The Story of a Kit Car Build

Teething Troubles

Right. On with the process of driving through country lanes, top down, listening to the burble of the exhaust as we look for a place to stop for lunch.

Stop. Dream over. I had to sort out a few teething troubles before setting off on trips out. First was more accurate alignment of the front wheels. That done, I did a few test drives. I wasn’t too thrilled with the performance. For a 2ltr lightweight car it didn’t seem very fast so I had to find out what the cause of that was. I’d had to swap the cylinder head for one I had in my garage as the original had sprung an oil leak from the front oil seal on the camshaft. It just seemed easier to swap them rather than have the original rebuilt. Unfortunately this didn’t work according to plan as the engine went worse with dreadful ‘pinking’ occurring whenever I set off or it changed gear. There was no option but to have the first one reconditioned and made suitable for unleaded fuel. So with that done I tried again. It was better but still not right. I was beginning to suspect the ECU but was told that once these were working they should be OK. However, it was increasingly harder to get running and was fouling every set of plugs I put in.

Eventually I tried a conventional points/condenser type distributor, and it burst into life FIRST TIME! I couldn’t believe it. I was right all along. So I made the connections permanent and now all that runs off the ECU are things like headlamp relays and temperature gauge, so one day I might get rid of that altogether.

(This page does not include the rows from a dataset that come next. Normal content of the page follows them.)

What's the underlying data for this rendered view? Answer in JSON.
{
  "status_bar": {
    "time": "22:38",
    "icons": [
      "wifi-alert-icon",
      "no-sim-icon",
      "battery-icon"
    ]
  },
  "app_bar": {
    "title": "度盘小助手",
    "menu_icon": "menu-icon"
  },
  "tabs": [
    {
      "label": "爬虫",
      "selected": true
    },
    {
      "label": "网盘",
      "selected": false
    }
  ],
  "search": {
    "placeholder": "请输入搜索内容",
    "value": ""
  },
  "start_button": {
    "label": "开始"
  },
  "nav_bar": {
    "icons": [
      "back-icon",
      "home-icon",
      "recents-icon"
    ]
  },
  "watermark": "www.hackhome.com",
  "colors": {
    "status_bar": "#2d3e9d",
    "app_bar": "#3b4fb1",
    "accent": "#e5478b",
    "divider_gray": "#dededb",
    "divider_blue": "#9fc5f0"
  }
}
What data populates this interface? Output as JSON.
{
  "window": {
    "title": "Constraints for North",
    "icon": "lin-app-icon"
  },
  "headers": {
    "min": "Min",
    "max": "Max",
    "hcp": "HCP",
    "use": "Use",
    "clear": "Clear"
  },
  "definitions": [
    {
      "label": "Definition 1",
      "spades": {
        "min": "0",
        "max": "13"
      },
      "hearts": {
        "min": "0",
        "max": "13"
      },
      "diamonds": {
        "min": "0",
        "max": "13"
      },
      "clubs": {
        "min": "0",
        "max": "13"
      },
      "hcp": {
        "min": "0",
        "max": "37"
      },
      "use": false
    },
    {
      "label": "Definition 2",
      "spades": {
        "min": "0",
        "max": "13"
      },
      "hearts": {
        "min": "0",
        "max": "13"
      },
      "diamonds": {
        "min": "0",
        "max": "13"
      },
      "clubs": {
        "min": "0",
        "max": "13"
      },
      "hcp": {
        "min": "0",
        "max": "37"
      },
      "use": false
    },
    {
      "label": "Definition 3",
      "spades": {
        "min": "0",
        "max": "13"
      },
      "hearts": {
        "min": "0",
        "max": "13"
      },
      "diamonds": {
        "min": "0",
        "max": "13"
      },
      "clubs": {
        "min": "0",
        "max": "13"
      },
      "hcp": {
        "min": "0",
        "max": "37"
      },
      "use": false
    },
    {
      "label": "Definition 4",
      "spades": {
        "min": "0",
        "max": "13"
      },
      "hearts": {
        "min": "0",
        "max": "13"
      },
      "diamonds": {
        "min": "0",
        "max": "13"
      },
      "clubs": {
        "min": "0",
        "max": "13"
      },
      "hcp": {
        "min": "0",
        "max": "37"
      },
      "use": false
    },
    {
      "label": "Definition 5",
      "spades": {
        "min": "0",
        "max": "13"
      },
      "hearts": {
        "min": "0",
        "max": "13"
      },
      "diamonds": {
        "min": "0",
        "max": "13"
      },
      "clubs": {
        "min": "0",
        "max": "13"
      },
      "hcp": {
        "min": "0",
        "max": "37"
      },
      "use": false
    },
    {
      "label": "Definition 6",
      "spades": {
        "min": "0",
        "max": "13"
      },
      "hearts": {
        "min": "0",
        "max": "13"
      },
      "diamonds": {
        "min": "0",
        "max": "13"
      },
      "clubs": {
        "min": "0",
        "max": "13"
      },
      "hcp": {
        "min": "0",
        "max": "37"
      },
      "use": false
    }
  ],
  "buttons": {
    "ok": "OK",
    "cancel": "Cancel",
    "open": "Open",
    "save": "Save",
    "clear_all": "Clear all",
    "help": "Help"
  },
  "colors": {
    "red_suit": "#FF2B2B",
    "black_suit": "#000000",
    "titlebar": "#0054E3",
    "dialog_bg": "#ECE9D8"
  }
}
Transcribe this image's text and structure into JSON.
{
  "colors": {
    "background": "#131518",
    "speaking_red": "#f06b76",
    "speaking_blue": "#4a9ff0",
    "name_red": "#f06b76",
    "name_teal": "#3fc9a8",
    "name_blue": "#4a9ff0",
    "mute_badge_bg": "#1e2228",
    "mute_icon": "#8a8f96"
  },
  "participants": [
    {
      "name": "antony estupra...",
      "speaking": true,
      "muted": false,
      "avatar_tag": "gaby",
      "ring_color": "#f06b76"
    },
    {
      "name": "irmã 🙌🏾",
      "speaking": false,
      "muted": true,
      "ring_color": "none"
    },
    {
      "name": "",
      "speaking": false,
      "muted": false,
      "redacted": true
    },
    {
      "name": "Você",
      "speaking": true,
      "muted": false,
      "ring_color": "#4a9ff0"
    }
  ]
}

Great. That’s sorted. Off we go. Well, not quite. After a few test runs the gearbox stuck in second gear! This upset me, to put it mildly, so back home to check on the fluid level of the box as this is apparently the first thing to check. Everything seemed to be OK so I set off again and all was well, until the next time I suppose. I rang a well respected gearbox specialist who quoted around £1016 for a reconditioned box. I’ve got a spare one, so I’ll wait and see if I can use that if this one plays up, and if I don’t get any joy then I’ll have to cough up and get it done.

It was too good to last. Eventually things started to go wrong: misfiring, fouling plugs, etc. Right, run through everything methodically: points, condenser changed – no better – dizzy cap and new plug lead to the same result. Plugs? No way! These had been changed too many times and they weren’t getting changed again. The timing was OK so I took the dizzy out for closer examination. There was the problem. The dizzy shaft had too much sideways play, so the points had different gaps on each heel of the shaft. If I set it on one particular heel, they didn’t open at all on one of the others! At some stage I must have, by sheer chance, arrived at a mean average, which meant things worked for a short while.

New distributor next on the shopping list!